200 miles upstream of China’s massive Three Gorges Dam, Wanzhou perches of the bank of the Yangtze River. During her childhood, Yiying Xiong witnessed people in her hometown being forced to leave their homes there and seek higher ground each summer as the river flood swept their houses. The frequent flooding ultimately led to the construction of the world’s largest dam and hydroelectric plant.
Xiong, new Great Lakes Bioenergy Research Center (GLBRC) associate director, has turned this deep connection with the power and potential of renewable energy into more than 20 years of experience in leadership, management, and business development in this area. But it began with feeling the direct impacts of a water power marvel.
Xiong excelled in school and was offered a chance to attend Tsinghua University, a school in China that regularly tops global lists of the best engineering colleges, without taking the college entrance exam, but she was given a choice of only four majors. “I don’t remember the other options,” Xiong recalls, “but hydropower was the only one I knew anything about.”

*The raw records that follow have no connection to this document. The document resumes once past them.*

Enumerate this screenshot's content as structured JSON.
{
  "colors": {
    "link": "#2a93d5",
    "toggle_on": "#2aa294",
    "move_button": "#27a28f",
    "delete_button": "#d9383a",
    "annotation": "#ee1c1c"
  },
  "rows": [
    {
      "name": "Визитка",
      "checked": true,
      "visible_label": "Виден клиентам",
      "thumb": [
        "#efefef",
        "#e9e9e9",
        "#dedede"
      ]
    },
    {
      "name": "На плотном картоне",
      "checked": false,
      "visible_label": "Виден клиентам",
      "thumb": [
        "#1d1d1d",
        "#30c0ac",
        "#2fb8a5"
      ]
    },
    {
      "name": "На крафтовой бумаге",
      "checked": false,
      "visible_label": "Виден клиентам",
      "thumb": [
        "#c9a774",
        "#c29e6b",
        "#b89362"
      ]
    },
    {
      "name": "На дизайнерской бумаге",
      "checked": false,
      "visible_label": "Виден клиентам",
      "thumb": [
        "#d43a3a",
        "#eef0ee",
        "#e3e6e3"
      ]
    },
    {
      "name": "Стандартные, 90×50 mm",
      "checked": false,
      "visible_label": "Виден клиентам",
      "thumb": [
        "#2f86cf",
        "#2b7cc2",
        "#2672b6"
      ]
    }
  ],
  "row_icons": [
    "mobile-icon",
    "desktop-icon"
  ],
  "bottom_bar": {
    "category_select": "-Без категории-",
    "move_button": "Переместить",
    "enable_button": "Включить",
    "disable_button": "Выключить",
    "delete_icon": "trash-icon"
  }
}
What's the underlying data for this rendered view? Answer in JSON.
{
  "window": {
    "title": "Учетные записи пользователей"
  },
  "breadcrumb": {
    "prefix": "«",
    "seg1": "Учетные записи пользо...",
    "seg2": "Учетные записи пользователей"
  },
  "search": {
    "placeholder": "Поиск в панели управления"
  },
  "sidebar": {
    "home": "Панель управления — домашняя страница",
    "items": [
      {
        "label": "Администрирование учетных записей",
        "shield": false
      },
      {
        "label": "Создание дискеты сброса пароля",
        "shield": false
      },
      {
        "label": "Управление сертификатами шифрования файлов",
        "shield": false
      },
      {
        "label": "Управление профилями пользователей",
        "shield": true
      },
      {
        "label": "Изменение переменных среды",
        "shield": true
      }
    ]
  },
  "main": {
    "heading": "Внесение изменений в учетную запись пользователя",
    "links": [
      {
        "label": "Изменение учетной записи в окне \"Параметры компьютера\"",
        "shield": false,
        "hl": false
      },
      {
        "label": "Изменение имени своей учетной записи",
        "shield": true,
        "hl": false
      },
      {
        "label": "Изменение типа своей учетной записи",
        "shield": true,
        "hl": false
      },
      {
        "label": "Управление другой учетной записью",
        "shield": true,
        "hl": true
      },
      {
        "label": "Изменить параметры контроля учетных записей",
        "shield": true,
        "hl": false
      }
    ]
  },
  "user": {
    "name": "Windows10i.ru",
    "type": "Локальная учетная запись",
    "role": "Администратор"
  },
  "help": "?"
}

While diving into engineering, Xiong also led a student TV station and debated a possible career in journalism. Then she was recommended to Charles Melching, a professor at Marquette University in Milwaukee, Wis. who offered her full scholarship as a master’s student in the water resources program at Marquette University. “I didn’t really know how to pronounce the name of the city or even exactly where I was going,” Xiong says, “yet I came here all by myself with about 200 pounds of luggage.”
Once in Wisconsin, she quickly became enamored with the tactile and impactful nature of water resources engineering. “All the projects we did were interesting, and I started seeing that what I learned could be applied to the real world,” she says. “I also realized that I like to see things that can add value to the day-to-day advancement of society.”
Xiong then started consulting with several companies around Madison, Wis., where she gained experience in project management and technical work in hydropower, aviation, and municipal projects, including at the Dane County Regional Airport. Later, Xiong focused on marketing, business development, renewable project financing and strategic planning for companies around the world, all while starting her own business.
"I really want to see my peers grow. In a leadership role, I can help them grow, and they’ll help me do my job better"
More recently, during her time at RTI International, a global research institute, she collaborated on the U.S. Department of Energy’s HydroWIRES initiative to develop innovations in the hydropower industry, worked with the Gates Foundation’s water, sanitation, and hygiene program in Asia, and supported the National Science Foundation’s efforts in the food-energy-water nexus. The experiences reframed Xiong’s goals. “I really wanted to drive the industry, instead of reacting to what government and policymakers or companies were demanding,” she says. “That triggered my interest and my motivation to get into an organization like GLBRC.”
Xiong intends to apply her time in the private sector to her work at GLBRC. “A big passion that I have is to create and promote collaboration – I want to build a bridge between research and industry,” she says. “We can always do better, we can always collaborate wider, broader, and with more industries.”
Partnering on projects around the world has guided Xiong’s philosophy as a leader. Experiencing diversity, both in cultures and communication styles has bolstered her passion for understanding more about how people relate to each other. “Some cultures in Africa really like to talk about their family members and personal experiences before getting into real business, while some other cultures stay completely within business in the office. Recognizing these differences has made me better at relating to people from different cultures and offers me a new perspective – and I just love that.”
An awareness of cultural diversity also brought out Xiong’s ambition for advancement of women in engineering leadership. “When I started in engineering consulting, it was very much a male-dominated industry,” she recalls. “Women are not always given the same opportunities for advancement or paid the same as their male peers. It just got me thinking, if we don’t advocate or support ourselves, no one will.”
“I really want to see my peers grow. In a leadership role, I can help them grow, and they’ll help me do my job better,” she adds.
Xiong knows her philosophy of inclusiveness will be an asset for her at GLBRC. “One thing I really like is open communication and transparency. We maybe have different ideas, but it’s much easier to have constructive disagreements if everything is out in the open,” she says.
It’s this open-door philosophy that Xiong hopes to continue, even with many scientists, staff, and students working remotely. With few opportunities to bump into colleagues informally, Xiong has instituted weekly “office hours.”
“I’ll just be here. Come knock on the door, and we’ll talk.”